BEGIN
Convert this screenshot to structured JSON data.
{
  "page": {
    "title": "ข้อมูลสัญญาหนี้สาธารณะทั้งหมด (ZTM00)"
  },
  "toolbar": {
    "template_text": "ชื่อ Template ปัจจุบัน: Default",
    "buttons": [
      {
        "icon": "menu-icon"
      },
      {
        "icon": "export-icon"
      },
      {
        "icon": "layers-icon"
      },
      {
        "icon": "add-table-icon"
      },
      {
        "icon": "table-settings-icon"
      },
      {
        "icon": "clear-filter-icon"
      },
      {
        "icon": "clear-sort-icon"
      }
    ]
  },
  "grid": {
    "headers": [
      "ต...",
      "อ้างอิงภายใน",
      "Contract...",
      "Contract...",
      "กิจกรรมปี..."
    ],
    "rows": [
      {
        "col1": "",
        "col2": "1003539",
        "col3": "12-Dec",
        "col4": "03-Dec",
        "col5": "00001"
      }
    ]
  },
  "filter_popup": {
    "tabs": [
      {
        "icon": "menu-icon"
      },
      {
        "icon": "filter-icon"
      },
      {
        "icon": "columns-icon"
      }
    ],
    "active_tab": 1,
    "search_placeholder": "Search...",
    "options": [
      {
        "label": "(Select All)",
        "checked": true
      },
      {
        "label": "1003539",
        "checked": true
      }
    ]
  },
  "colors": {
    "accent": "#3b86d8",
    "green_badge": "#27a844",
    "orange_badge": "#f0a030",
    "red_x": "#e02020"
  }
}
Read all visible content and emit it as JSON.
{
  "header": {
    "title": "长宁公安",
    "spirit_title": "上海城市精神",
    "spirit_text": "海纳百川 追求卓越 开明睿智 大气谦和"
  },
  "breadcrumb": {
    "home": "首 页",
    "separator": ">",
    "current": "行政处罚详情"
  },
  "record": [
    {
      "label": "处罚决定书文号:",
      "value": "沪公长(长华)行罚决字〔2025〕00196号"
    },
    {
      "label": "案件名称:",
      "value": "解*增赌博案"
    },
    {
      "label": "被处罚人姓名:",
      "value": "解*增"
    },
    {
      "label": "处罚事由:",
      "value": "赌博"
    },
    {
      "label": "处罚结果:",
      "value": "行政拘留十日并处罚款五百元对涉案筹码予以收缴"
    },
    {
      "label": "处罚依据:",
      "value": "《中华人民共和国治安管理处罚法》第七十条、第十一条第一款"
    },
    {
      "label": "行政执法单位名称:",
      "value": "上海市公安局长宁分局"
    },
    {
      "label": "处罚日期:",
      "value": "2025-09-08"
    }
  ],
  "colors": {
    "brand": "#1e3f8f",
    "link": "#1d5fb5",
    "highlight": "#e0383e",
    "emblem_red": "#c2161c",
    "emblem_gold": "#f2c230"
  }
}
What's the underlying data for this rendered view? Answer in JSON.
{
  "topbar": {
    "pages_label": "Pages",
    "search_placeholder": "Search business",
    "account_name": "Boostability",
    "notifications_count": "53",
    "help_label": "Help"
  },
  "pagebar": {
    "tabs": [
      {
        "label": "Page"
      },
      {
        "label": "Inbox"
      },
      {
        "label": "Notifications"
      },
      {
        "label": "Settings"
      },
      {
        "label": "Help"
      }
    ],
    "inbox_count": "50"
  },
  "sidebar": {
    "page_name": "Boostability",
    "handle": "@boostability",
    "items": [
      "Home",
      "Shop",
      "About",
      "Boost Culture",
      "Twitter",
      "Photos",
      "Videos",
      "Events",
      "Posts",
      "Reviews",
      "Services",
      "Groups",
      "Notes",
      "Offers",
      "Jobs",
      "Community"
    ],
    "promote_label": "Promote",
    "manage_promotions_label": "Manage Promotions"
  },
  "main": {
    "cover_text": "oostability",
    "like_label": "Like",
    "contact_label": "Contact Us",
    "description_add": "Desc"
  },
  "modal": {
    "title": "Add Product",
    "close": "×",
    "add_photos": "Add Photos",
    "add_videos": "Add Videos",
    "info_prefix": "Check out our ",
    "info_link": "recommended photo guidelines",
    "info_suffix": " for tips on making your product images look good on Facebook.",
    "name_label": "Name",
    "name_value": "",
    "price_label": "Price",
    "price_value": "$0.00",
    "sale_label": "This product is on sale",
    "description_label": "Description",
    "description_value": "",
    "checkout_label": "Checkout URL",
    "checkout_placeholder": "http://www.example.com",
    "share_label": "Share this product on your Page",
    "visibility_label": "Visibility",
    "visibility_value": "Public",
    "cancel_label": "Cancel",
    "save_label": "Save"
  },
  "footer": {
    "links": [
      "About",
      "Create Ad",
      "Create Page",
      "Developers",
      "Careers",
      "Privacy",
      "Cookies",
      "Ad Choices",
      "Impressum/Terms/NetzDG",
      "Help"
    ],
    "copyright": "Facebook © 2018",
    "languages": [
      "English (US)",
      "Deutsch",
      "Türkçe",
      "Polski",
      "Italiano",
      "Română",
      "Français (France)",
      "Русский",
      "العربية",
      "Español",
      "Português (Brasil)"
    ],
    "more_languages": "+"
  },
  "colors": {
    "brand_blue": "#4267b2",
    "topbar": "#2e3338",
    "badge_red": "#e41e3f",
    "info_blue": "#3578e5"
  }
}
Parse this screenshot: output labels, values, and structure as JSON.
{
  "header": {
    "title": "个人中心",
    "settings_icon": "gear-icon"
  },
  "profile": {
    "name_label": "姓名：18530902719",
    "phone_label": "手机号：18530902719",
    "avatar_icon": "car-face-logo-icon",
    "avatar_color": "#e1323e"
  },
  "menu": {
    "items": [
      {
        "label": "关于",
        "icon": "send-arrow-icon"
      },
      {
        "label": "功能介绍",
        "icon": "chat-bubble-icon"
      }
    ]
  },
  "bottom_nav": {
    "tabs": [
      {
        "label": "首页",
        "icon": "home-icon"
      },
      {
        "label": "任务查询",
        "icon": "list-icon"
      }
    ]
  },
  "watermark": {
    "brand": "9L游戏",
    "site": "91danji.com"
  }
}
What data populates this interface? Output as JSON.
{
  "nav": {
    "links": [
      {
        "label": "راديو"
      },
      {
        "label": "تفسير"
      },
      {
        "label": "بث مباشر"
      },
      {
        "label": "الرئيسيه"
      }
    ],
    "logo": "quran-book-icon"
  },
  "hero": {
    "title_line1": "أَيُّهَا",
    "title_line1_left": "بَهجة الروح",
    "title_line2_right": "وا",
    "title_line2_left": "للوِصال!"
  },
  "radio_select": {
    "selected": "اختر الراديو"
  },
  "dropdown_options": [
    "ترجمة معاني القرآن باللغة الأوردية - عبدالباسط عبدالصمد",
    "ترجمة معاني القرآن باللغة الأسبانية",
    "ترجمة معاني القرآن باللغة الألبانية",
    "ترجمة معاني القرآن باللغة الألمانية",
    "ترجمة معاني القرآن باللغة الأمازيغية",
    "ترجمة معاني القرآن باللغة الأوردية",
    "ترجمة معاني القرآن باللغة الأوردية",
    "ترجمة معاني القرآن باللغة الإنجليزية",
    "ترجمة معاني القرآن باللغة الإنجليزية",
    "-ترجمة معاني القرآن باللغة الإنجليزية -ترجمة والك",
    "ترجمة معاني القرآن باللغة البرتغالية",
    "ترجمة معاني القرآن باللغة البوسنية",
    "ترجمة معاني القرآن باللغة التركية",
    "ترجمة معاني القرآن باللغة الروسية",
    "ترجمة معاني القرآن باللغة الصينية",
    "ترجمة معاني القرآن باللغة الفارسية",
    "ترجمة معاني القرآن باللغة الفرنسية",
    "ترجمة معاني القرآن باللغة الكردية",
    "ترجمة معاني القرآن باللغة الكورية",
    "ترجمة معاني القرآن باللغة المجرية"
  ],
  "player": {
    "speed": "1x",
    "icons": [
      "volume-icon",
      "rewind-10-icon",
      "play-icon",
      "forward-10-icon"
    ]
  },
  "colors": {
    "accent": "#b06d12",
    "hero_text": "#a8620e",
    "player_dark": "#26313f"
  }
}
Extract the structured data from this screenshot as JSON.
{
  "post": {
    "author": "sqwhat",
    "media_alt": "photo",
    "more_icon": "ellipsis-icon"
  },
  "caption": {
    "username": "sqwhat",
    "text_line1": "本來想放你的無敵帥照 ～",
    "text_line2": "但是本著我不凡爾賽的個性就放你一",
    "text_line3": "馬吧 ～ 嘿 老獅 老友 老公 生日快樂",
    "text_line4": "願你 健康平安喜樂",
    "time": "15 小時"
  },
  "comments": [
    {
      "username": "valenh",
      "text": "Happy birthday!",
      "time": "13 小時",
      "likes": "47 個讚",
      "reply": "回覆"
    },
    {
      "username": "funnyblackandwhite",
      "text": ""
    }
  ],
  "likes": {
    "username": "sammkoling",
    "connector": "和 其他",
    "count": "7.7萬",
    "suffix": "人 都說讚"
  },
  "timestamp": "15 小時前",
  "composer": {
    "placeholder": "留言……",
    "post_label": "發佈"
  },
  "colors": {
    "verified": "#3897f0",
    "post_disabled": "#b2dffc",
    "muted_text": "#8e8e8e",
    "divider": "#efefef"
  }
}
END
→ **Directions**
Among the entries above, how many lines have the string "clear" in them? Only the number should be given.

→ **Problem solution**
2